§ TASK DETAILS
Make an exact copy of every entry, from the first line to the last.
THE INPUT Block Start
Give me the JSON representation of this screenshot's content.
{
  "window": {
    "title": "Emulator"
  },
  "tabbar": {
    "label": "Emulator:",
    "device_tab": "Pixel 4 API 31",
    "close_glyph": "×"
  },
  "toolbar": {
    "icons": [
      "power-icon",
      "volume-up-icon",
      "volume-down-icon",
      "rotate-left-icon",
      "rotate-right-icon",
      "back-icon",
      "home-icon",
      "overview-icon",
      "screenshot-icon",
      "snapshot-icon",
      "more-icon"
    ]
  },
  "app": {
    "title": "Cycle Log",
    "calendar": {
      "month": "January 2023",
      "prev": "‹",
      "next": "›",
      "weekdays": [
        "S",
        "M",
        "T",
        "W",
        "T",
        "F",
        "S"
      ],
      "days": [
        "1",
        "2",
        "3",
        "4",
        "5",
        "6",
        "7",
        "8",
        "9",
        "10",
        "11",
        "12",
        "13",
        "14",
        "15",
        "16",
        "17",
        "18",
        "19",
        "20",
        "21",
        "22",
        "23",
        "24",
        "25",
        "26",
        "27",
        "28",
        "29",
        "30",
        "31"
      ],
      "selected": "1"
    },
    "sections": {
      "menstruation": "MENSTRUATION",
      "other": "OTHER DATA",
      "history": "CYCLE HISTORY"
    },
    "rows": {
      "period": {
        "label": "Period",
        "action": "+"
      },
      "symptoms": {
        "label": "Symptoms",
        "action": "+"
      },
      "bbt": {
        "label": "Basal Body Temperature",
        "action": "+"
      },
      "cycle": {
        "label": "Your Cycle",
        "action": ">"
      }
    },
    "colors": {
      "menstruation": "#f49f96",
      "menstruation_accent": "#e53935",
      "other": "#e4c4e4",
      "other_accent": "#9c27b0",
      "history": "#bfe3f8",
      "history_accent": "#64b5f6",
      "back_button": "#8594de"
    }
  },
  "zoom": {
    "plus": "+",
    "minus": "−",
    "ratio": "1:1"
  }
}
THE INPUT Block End
§ RESPONSE TO THE EXERCISE
Give me the JSON representation of this screenshot's content.
{
  "window": {
    "title": "Emulator"
  },
  "tabbar": {
    "label": "Emulator:",
    "device_tab": "Pixel 4 API 31",
    "close_glyph": "×"
  },
  "toolbar": {
    "icons": [
      "power-icon",
      "volume-up-icon",
      "volume-down-icon",
      "rotate-left-icon",
      "rotate-right-icon",
      "back-icon",
      "home-icon",
      "overview-icon",
      "screenshot-icon",
      "snapshot-icon",
      "more-icon"
    ]
  },
  "app": {
    "title": "Cycle Log",
    "calendar": {
      "month": "January 2023",
      "prev": "‹",
      "next": "›",
      "weekdays": [
        "S",
        "M",
        "T",
        "W",
        "T",
        "F",
        "S"
      ],
      "days": [
        "1",
        "2",
        "3",
        "4",
        "5",
        "6",
        "7",
        "8",
        "9",
        "10",
        "11",
        "12",
        "13",
        "14",
        "15",
        "16",
        "17",
        "18",
        "19",
        "20",
        "21",
        "22",
        "23",
        "24",
        "25",
        "26",
        "27",
        "28",
        "29",
        "30",
        "31"
      ],
      "selected": "1"
    },
    "sections": {
      "menstruation": "MENSTRUATION",
      "other": "OTHER DATA",
      "history": "CYCLE HISTORY"
    },
    "rows": {
      "period": {
        "label": "Period",
        "action": "+"
      },
      "symptoms": {
        "label": "Symptoms",
        "action": "+"
      },
      "bbt": {
        "label": "Basal Body Temperature",
        "action": "+"
      },
      "cycle": {
        "label": "Your Cycle",
        "action": ">"
      }
    },
    "colors": {
      "menstruation": "#f49f96",
      "menstruation_accent": "#e53935",
      "other": "#e4c4e4",
      "other_accent": "#9c27b0",
      "history": "#bfe3f8",
      "history_accent": "#64b5f6",
      "back_button": "#8594de"
    }
  },
  "zoom": {
    "plus": "+",
    "minus": "−",
    "ratio": "1:1"
  }
}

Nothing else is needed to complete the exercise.